Additionally, BFSIs can adopt “platform thinking” that provide value-added, one-stop experiences for customers. For example, smart car IoT data can be shared with insurance providers on open banking platforms to make insurance journeys automated and thus more convenient.
Enter the Internet of Payments
With the growing number of digital payments channels (mobile point of sale, near-field contactless, wearables, etc.) and the surge of smart devices and applications, consumers increasingly expect digital experiences to augment their physical settings. In addition to one-click or type-and-swipe access, consumers look for fast, convenient, personalized service at every touchpoint.
This presents an opportunity for BFSIs to integrate IoT into payments and consumer banking. This trend of integrating IoT into payments is dubbed the Internet of Payments.
The possibilities are endless with the Internet of Payments. For example, long queues at the cashier can potentially be eradicated. Consumers could use cloud-based apps on smartphones to scan purchases in-store and even pay for items before they enter the store.

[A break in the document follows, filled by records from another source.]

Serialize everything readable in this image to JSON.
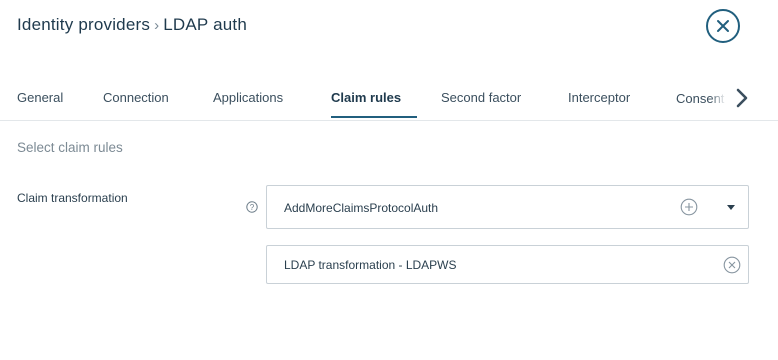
{
  "header": {
    "breadcrumb_parent": "Identity providers",
    "breadcrumb_separator": "›",
    "breadcrumb_current": "LDAP auth",
    "close_icon": "close-icon"
  },
  "tabs": [
    {
      "label": "General"
    },
    {
      "label": "Connection"
    },
    {
      "label": "Applications"
    },
    {
      "label": "Claim rules",
      "active": true
    },
    {
      "label": "Second factor"
    },
    {
      "label": "Interceptor"
    },
    {
      "label": "Consent"
    }
  ],
  "tabs_next_icon": "chevron-right-icon",
  "section": {
    "title": "Select claim rules"
  },
  "claim_transformation": {
    "label": "Claim transformation",
    "help_icon": "help-icon",
    "selected_value": "AddMoreClaimsProtocolAuth",
    "add_icon": "add-circle-icon",
    "dropdown_icon": "caret-down-icon",
    "items": [
      {
        "label": "LDAP transformation - LDAPWS",
        "remove_icon": "remove-circle-icon"
      }
    ]
  },
  "colors": {
    "accent": "#215f7e",
    "text": "#1f3a4d",
    "muted": "#7c8a94",
    "border": "#c9d1d7"
  }
}
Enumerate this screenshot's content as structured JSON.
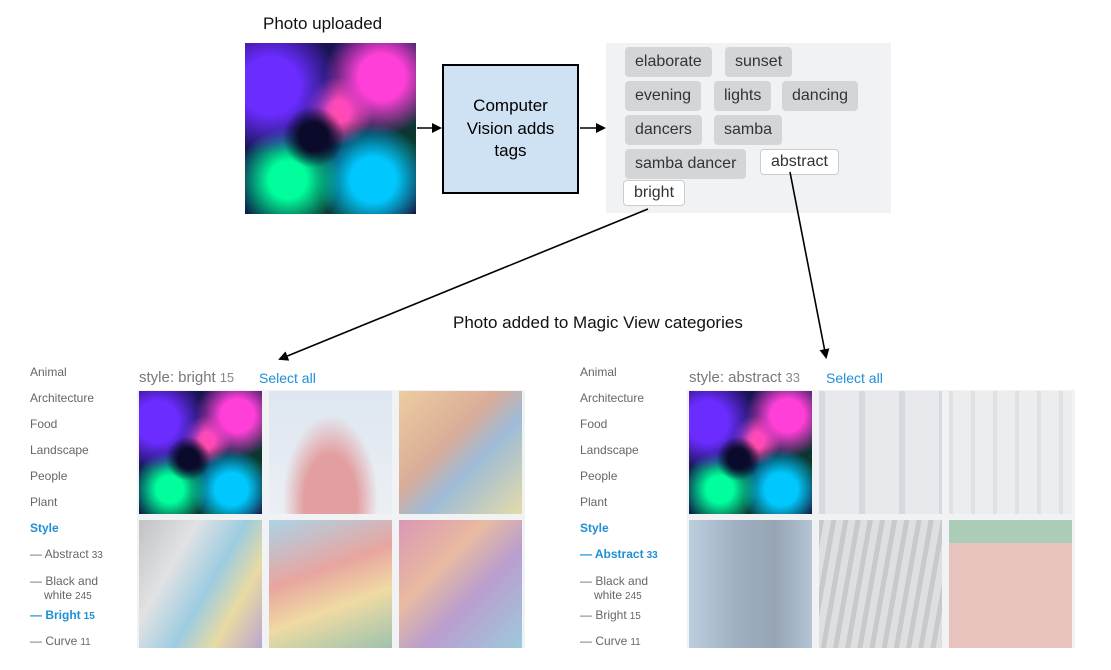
{
  "flow": {
    "upload_caption": "Photo uploaded",
    "process_label": "Computer Vision adds tags",
    "categories_caption": "Photo added to Magic View categories"
  },
  "tags": [
    "elaborate",
    "sunset",
    "evening",
    "lights",
    "dancing",
    "dancers",
    "samba",
    "samba dancer",
    "abstract",
    "bright"
  ],
  "sidebar": {
    "categories": [
      "Animal",
      "Architecture",
      "Food",
      "Landscape",
      "People",
      "Plant",
      "Style"
    ],
    "sub_abstract": "Abstract",
    "sub_abstract_count": "33",
    "sub_bw_line1": "Black and",
    "sub_bw_line2": "white",
    "sub_bw_count": "245",
    "sub_bright": "Bright",
    "sub_bright_count": "15",
    "sub_curve": "Curve",
    "sub_curve_count": "11",
    "dash": "—"
  },
  "left_panel": {
    "title": "style: bright",
    "count": "15",
    "select_all": "Select all"
  },
  "right_panel": {
    "title": "style: abstract",
    "count": "33",
    "select_all": "Select all"
  },
  "colors": {
    "link_blue": "#1e90d6",
    "process_fill": "#cfe2f3",
    "tag_gray": "#d3d6d8"
  }
}
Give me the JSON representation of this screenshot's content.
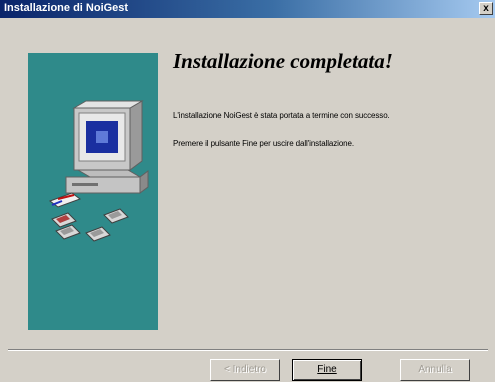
{
  "window": {
    "title": "Installazione di NoiGest",
    "close_label": "x"
  },
  "content": {
    "heading": "Installazione completata!",
    "message1": "L'installazione NoiGest è stata portata a termine con successo.",
    "message2": "Premere il pulsante Fine per uscire dall'installazione."
  },
  "buttons": {
    "back_label": "< Indietro",
    "finish_label": "Fine",
    "cancel_label": "Annulla"
  },
  "colors": {
    "side_panel": "#2f8a8a",
    "titlebar_start": "#0a246a",
    "dialog_bg": "#d4d0c8"
  },
  "icons": {
    "side_illustration": "computer-with-disks-illustration"
  }
}
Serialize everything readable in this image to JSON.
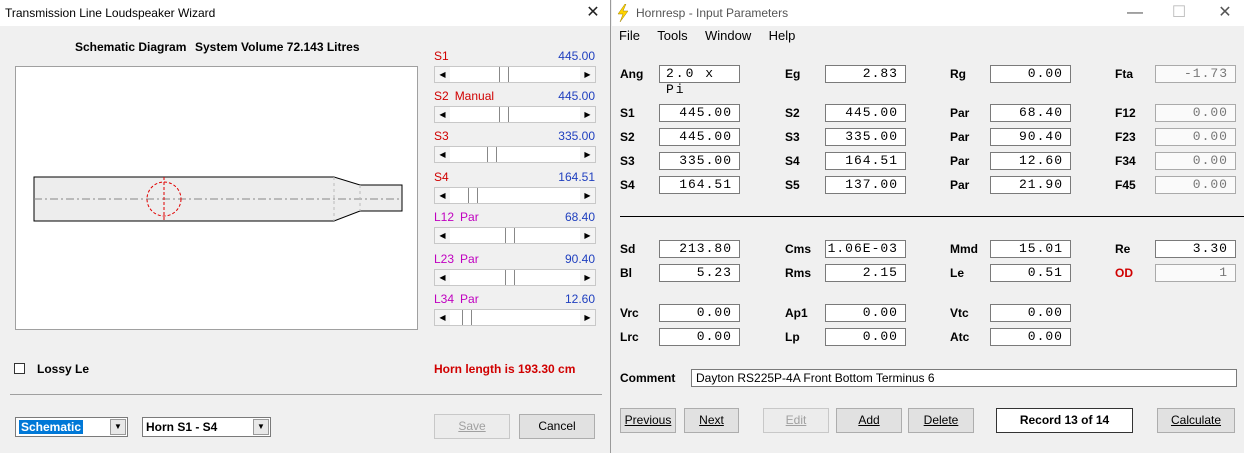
{
  "wizard": {
    "title": "Transmission Line Loudspeaker Wizard",
    "schematic_heading": "Schematic Diagram",
    "system_volume": "System Volume 72.143 Litres",
    "sliders": [
      {
        "name": "S1",
        "extra": "",
        "value": "445.00",
        "level": 0.4,
        "color": "red"
      },
      {
        "name": "S2",
        "extra": "Manual",
        "value": "445.00",
        "level": 0.4,
        "color": "red"
      },
      {
        "name": "S3",
        "extra": "",
        "value": "335.00",
        "level": 0.3,
        "color": "red"
      },
      {
        "name": "S4",
        "extra": "",
        "value": "164.51",
        "level": 0.15,
        "color": "red"
      },
      {
        "name": "L12",
        "extra": "Par",
        "value": "68.40",
        "level": 0.45,
        "color": "mag"
      },
      {
        "name": "L23",
        "extra": "Par",
        "value": "90.40",
        "level": 0.45,
        "color": "mag"
      },
      {
        "name": "L34",
        "extra": "Par",
        "value": "12.60",
        "level": 0.1,
        "color": "mag"
      }
    ],
    "lossy_le": "Lossy Le",
    "horn_length": "Horn length is 193.30 cm",
    "combo_view": "Schematic",
    "combo_horn": "Horn S1 - S4",
    "save": "Save",
    "cancel": "Cancel"
  },
  "hornresp": {
    "title": "Hornresp - Input Parameters",
    "menu": [
      "File",
      "Tools",
      "Window",
      "Help"
    ],
    "row_top": [
      {
        "label": "Ang",
        "value": "2.0 x Pi"
      },
      {
        "label": "Eg",
        "value": "2.83"
      },
      {
        "label": "Rg",
        "value": "0.00"
      },
      {
        "label": "Fta",
        "value": "-1.73"
      }
    ],
    "horn_rows": [
      [
        {
          "label": "S1",
          "value": "445.00"
        },
        {
          "label": "S2",
          "value": "445.00"
        },
        {
          "label": "Par",
          "value": "68.40"
        },
        {
          "label": "F12",
          "value": "0.00"
        }
      ],
      [
        {
          "label": "S2",
          "value": "445.00"
        },
        {
          "label": "S3",
          "value": "335.00"
        },
        {
          "label": "Par",
          "value": "90.40"
        },
        {
          "label": "F23",
          "value": "0.00"
        }
      ],
      [
        {
          "label": "S3",
          "value": "335.00"
        },
        {
          "label": "S4",
          "value": "164.51"
        },
        {
          "label": "Par",
          "value": "12.60"
        },
        {
          "label": "F34",
          "value": "0.00"
        }
      ],
      [
        {
          "label": "S4",
          "value": "164.51"
        },
        {
          "label": "S5",
          "value": "137.00"
        },
        {
          "label": "Par",
          "value": "21.90"
        },
        {
          "label": "F45",
          "value": "0.00"
        }
      ]
    ],
    "driver_rows": [
      [
        {
          "label": "Sd",
          "value": "213.80"
        },
        {
          "label": "Cms",
          "value": "1.06E-03"
        },
        {
          "label": "Mmd",
          "value": "15.01"
        },
        {
          "label": "Re",
          "value": "3.30"
        }
      ],
      [
        {
          "label": "Bl",
          "value": "5.23"
        },
        {
          "label": "Rms",
          "value": "2.15"
        },
        {
          "label": "Le",
          "value": "0.51"
        },
        {
          "label": "OD",
          "value": "1"
        }
      ]
    ],
    "chamber_rows": [
      [
        {
          "label": "Vrc",
          "value": "0.00"
        },
        {
          "label": "Ap1",
          "value": "0.00"
        },
        {
          "label": "Vtc",
          "value": "0.00"
        }
      ],
      [
        {
          "label": "Lrc",
          "value": "0.00"
        },
        {
          "label": "Lp",
          "value": "0.00"
        },
        {
          "label": "Atc",
          "value": "0.00"
        }
      ]
    ],
    "comment_label": "Comment",
    "comment": "Dayton RS225P-4A Front Bottom Terminus 6",
    "buttons": {
      "previous": "Previous",
      "next": "Next",
      "edit": "Edit",
      "add": "Add",
      "delete": "Delete",
      "record": "Record 13 of 14",
      "calculate": "Calculate"
    },
    "colors": {
      "od_label": "#d00000",
      "slider_value": "#1f3fbf"
    }
  }
}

Additionally, smart ATMs can also leverage IoT to improve user experiences, boost security, and provide advanced analytical capabilities. New services can include location-based messages or offers, wearables-based customer authentication and even predictive maintenance.
Overcoming the security and privacy hurdle
However, a key practical challenge in integrating IoT technologies is in security and privacy, such as the potential for exposing sensitive personal information, as well as device spamming or hacking. IoT poses some real risks to consumer privacy, including greater security exposures due to data-sharing across all connected devices, or the real risk of personal information falling into the wrong hands. BFSIs must take the necessary measures to ensure consumer confidentiality and security.
Businesses must consider data privacy in tandem with IoT implementation, not just to comply with laws such as the General Data Protection Regulation (GDPR), but also to build and sustain consumer trust in the brand.
Rather than looking at this challenge as a burden, the need to ensure data security and privacy is actually an opportunity for businesses to generate more revenue streams. Services such as tokenization, electronic identification and fraud detection can help consumers gain trust in digital banking and financial service offerings.
On the back-end, integrating IoT data with other Digital 2.0 technologies such as private blockchains can help to secure, verify and share data, to break through data silos across business units.
A balancing act to delight customers with IoT
At the core of the “bank of the future” is the creation of hyper personalized customer journeys. IoT is shaping up to be one of the most influential technologies of Digital 2.0, due to its ability to generate large pools of big and thick data – vital to creating tailored customer experiences.
However, the integration of IoT technology will prove to be a major balancing act. Digital acceleration will require a tighter focus on governance, as well as a conscious reshaping of the human workforce and related skillsets. At the same time, BFSIs need to determine the right balance between human and machine intelligence, because the human touch will prove to be a perennial customer need. Data security and privacy will also need to be ensured simultaneously.
For BFSIs, incremental innovations and progressive value discovery might prove to be the most effective way to sustainably and responsibly accelerate toward fully digital business models. Success will be driven by a clear leadership vision that steers commitment to customers’ needs above all else – be it in their user experiences or personal data privacy.